(Excerpts from an interface dataset)
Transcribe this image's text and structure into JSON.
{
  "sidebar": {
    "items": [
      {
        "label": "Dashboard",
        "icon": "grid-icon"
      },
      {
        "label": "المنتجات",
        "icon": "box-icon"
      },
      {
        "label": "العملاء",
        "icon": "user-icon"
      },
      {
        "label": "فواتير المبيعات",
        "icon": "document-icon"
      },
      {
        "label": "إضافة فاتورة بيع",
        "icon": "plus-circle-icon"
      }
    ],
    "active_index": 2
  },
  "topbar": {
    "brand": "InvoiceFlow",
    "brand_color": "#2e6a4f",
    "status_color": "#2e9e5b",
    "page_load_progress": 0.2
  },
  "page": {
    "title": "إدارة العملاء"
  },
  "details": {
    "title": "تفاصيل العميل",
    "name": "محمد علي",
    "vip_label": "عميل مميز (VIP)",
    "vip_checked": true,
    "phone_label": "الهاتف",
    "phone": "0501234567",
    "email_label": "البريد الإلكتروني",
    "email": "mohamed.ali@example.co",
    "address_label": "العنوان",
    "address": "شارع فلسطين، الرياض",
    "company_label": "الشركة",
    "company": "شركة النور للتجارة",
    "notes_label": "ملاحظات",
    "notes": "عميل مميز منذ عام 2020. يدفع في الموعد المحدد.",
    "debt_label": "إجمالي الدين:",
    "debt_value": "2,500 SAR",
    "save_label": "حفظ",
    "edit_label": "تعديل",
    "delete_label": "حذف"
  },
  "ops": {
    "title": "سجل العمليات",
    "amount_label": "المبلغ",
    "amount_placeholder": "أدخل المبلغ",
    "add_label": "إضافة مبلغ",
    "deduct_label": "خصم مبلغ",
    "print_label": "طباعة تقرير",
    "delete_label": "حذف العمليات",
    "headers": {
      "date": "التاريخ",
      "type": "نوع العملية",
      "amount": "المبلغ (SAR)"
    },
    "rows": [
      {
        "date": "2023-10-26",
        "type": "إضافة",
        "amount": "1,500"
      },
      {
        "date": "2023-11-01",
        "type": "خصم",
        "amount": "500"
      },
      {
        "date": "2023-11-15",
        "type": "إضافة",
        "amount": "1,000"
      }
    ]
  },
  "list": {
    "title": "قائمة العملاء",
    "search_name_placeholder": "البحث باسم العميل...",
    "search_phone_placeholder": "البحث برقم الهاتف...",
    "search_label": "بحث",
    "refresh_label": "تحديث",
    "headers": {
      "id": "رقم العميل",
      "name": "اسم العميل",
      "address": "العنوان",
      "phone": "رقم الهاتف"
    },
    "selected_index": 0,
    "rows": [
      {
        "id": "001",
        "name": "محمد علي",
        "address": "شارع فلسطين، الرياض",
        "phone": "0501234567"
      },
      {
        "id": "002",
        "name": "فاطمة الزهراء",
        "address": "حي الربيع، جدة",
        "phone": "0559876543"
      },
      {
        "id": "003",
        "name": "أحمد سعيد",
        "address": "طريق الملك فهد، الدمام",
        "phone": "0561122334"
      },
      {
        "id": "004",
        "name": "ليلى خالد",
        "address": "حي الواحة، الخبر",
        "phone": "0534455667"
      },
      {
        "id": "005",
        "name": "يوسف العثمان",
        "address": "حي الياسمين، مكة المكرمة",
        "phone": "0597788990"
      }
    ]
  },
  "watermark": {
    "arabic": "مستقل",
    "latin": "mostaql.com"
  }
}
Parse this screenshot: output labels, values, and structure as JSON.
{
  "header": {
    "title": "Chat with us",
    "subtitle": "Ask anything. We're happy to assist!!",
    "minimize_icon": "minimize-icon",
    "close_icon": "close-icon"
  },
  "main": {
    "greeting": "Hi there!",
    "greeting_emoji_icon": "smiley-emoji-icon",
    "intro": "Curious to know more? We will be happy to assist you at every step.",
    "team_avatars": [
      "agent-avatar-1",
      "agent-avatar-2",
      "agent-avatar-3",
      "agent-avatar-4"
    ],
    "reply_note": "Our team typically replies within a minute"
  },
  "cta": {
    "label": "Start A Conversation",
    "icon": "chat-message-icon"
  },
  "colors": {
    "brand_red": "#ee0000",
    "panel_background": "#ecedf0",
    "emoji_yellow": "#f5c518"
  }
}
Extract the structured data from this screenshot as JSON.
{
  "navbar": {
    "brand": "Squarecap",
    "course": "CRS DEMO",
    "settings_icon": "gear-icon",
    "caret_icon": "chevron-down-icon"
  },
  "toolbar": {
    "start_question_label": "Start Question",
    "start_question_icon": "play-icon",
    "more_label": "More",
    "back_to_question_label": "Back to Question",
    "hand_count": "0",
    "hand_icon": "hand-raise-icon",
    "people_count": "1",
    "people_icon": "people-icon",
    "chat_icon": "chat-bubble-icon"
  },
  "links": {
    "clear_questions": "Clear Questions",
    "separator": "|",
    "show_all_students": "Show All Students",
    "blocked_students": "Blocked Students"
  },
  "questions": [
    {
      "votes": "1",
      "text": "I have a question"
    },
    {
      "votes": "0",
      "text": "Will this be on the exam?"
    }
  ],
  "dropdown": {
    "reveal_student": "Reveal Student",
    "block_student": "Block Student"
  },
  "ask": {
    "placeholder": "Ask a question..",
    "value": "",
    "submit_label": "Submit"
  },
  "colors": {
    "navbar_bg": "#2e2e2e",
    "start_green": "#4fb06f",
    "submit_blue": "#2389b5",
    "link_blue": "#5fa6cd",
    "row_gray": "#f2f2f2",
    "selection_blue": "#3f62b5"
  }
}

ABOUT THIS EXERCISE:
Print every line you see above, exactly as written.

EXERCISE RESULT:
Transcribe this image's text and structure into JSON.
{
  "sidebar": {
    "items": [
      {
        "label": "Dashboard",
        "icon": "grid-icon"
      },
      {
        "label": "المنتجات",
        "icon": "box-icon"
      },
      {
        "label": "العملاء",
        "icon": "user-icon"
      },
      {
        "label": "فواتير المبيعات",
        "icon": "document-icon"
      },
      {
        "label": "إضافة فاتورة بيع",
        "icon": "plus-circle-icon"
      }
    ],
    "active_index": 2
  },
  "topbar": {
    "brand": "InvoiceFlow",
    "brand_color": "#2e6a4f",
    "status_color": "#2e9e5b",
    "page_load_progress": 0.2
  },
  "page": {
    "title": "إدارة العملاء"
  },
  "details": {
    "title": "تفاصيل العميل",
    "name": "محمد علي",
    "vip_label": "عميل مميز (VIP)",
    "vip_checked": true,
    "phone_label": "الهاتف",
    "phone": "0501234567",
    "email_label": "البريد الإلكتروني",
    "email": "mohamed.ali@example.co",
    "address_label": "العنوان",
    "address": "شارع فلسطين، الرياض",
    "company_label": "الشركة",
    "company": "شركة النور للتجارة",
    "notes_label": "ملاحظات",
    "notes": "عميل مميز منذ عام 2020. يدفع في الموعد المحدد.",
    "debt_label": "إجمالي الدين:",
    "debt_value": "2,500 SAR",
    "save_label": "حفظ",
    "edit_label": "تعديل",
    "delete_label": "حذف"
  },
  "ops": {
    "title": "سجل العمليات",
    "amount_label": "المبلغ",
    "amount_placeholder": "أدخل المبلغ",
    "add_label": "إضافة مبلغ",
    "deduct_label": "خصم مبلغ",
    "print_label": "طباعة تقرير",
    "delete_label": "حذف العمليات",
    "headers": {
      "date": "التاريخ",
      "type": "نوع العملية",
      "amount": "المبلغ (SAR)"
    },
    "rows": [
      {
        "date": "2023-10-26",
        "type": "إضافة",
        "amount": "1,500"
      },
      {
        "date": "2023-11-01",
        "type": "خصم",
        "amount": "500"
      },
      {
        "date": "2023-11-15",
        "type": "إضافة",
        "amount": "1,000"
      }
    ]
  },
  "list": {
    "title": "قائمة العملاء",
    "search_name_placeholder": "البحث باسم العميل...",
    "search_phone_placeholder": "البحث برقم الهاتف...",
    "search_label": "بحث",
    "refresh_label": "تحديث",
    "headers": {
      "id": "رقم العميل",
      "name": "اسم العميل",
      "address": "العنوان",
      "phone": "رقم الهاتف"
    },
    "selected_index": 0,
    "rows": [
      {
        "id": "001",
        "name": "محمد علي",
        "address": "شارع فلسطين، الرياض",
        "phone": "0501234567"
      },
      {
        "id": "002",
        "name": "فاطمة الزهراء",
        "address": "حي الربيع، جدة",
        "phone": "0559876543"
      },
      {
        "id": "003",
        "name": "أحمد سعيد",
        "address": "طريق الملك فهد، الدمام",
        "phone": "0561122334"
      },
      {
        "id": "004",
        "name": "ليلى خالد",
        "address": "حي الواحة، الخبر",
        "phone": "0534455667"
      },
      {
        "id": "005",
        "name": "يوسف العثمان",
        "address": "حي الياسمين، مكة المكرمة",
        "phone": "0597788990"
      }
    ]
  },
  "watermark": {
    "arabic": "مستقل",
    "latin": "mostaql.com"
  }
}
Parse this screenshot: output labels, values, and structure as JSON.
{
  "header": {
    "title": "Chat with us",
    "subtitle": "Ask anything. We're happy to assist!!",
    "minimize_icon": "minimize-icon",
    "close_icon": "close-icon"
  },
  "main": {
    "greeting": "Hi there!",
    "greeting_emoji_icon": "smiley-emoji-icon",
    "intro": "Curious to know more? We will be happy to assist you at every step.",
    "team_avatars": [
      "agent-avatar-1",
      "agent-avatar-2",
      "agent-avatar-3",
      "agent-avatar-4"
    ],
    "reply_note": "Our team typically replies within a minute"
  },
  "cta": {
    "label": "Start A Conversation",
    "icon": "chat-message-icon"
  },
  "colors": {
    "brand_red": "#ee0000",
    "panel_background": "#ecedf0",
    "emoji_yellow": "#f5c518"
  }
}
Extract the structured data from this screenshot as JSON.
{
  "navbar": {
    "brand": "Squarecap",
    "course": "CRS DEMO",
    "settings_icon": "gear-icon",
    "caret_icon": "chevron-down-icon"
  },
  "toolbar": {
    "start_question_label": "Start Question",
    "start_question_icon": "play-icon",
    "more_label": "More",
    "back_to_question_label": "Back to Question",
    "hand_count": "0",
    "hand_icon": "hand-raise-icon",
    "people_count": "1",
    "people_icon": "people-icon",
    "chat_icon": "chat-bubble-icon"
  },
  "links": {
    "clear_questions": "Clear Questions",
    "separator": "|",
    "show_all_students": "Show All Students",
    "blocked_students": "Blocked Students"
  },
  "questions": [
    {
      "votes": "1",
      "text": "I have a question"
    },
    {
      "votes": "0",
      "text": "Will this be on the exam?"
    }
  ],
  "dropdown": {
    "reveal_student": "Reveal Student",
    "block_student": "Block Student"
  },
  "ask": {
    "placeholder": "Ask a question..",
    "value": "",
    "submit_label": "Submit"
  },
  "colors": {
    "navbar_bg": "#2e2e2e",
    "start_green": "#4fb06f",
    "submit_blue": "#2389b5",
    "link_blue": "#5fa6cd",
    "row_gray": "#f2f2f2",
    "selection_blue": "#3f62b5"
  }
}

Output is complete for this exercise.